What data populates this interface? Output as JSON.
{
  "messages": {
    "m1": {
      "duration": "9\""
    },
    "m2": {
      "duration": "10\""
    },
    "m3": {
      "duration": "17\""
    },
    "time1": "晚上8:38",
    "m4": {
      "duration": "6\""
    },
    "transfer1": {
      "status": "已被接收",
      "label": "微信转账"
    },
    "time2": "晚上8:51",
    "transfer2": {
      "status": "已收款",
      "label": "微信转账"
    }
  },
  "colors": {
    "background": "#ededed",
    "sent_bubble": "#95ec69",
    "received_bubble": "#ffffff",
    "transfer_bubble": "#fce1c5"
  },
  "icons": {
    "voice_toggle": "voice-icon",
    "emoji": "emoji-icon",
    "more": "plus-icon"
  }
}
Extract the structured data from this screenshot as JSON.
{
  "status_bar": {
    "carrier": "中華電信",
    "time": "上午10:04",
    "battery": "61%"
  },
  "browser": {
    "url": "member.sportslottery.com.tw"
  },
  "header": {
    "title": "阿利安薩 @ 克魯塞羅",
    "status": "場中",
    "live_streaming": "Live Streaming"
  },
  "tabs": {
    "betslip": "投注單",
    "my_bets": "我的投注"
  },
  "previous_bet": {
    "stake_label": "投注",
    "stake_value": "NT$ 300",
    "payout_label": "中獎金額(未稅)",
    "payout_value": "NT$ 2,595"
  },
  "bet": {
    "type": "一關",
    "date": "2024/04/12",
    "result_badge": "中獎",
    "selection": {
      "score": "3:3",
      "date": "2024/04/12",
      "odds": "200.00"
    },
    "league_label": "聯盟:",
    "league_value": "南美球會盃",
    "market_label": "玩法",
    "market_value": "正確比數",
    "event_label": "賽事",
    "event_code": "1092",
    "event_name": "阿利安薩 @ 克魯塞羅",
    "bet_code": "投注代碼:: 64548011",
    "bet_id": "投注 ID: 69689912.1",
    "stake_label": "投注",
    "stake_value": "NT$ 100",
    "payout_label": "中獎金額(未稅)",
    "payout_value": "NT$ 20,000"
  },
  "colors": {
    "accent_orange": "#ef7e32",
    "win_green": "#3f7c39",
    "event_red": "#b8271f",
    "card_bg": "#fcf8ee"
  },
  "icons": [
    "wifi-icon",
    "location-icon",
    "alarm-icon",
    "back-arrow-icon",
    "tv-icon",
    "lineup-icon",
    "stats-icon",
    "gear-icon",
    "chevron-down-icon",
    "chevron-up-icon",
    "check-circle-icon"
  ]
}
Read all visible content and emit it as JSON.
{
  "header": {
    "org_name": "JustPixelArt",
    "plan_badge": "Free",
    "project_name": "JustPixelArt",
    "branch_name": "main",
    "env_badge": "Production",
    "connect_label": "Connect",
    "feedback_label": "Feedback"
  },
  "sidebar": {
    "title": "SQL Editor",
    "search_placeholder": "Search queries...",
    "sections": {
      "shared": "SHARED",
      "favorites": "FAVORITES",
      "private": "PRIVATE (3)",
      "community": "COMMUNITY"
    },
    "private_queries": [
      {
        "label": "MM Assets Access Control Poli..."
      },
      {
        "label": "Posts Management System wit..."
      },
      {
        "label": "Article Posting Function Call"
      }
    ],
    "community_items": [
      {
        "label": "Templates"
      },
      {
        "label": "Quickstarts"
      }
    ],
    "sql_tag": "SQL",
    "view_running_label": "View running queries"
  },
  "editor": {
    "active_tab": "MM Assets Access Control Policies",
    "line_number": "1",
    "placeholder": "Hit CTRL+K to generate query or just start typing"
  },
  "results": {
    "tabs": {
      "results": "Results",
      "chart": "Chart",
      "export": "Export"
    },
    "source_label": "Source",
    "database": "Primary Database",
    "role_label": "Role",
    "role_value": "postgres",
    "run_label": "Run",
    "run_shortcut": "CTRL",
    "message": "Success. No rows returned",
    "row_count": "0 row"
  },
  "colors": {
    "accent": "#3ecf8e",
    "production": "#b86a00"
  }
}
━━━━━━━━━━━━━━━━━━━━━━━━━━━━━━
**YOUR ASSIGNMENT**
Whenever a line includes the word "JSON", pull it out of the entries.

**EXERCISE RESULT**
What data populates this interface? Output as JSON.
Extract the structured data from this screenshot as JSON.
Read all visible content and emit it as JSON.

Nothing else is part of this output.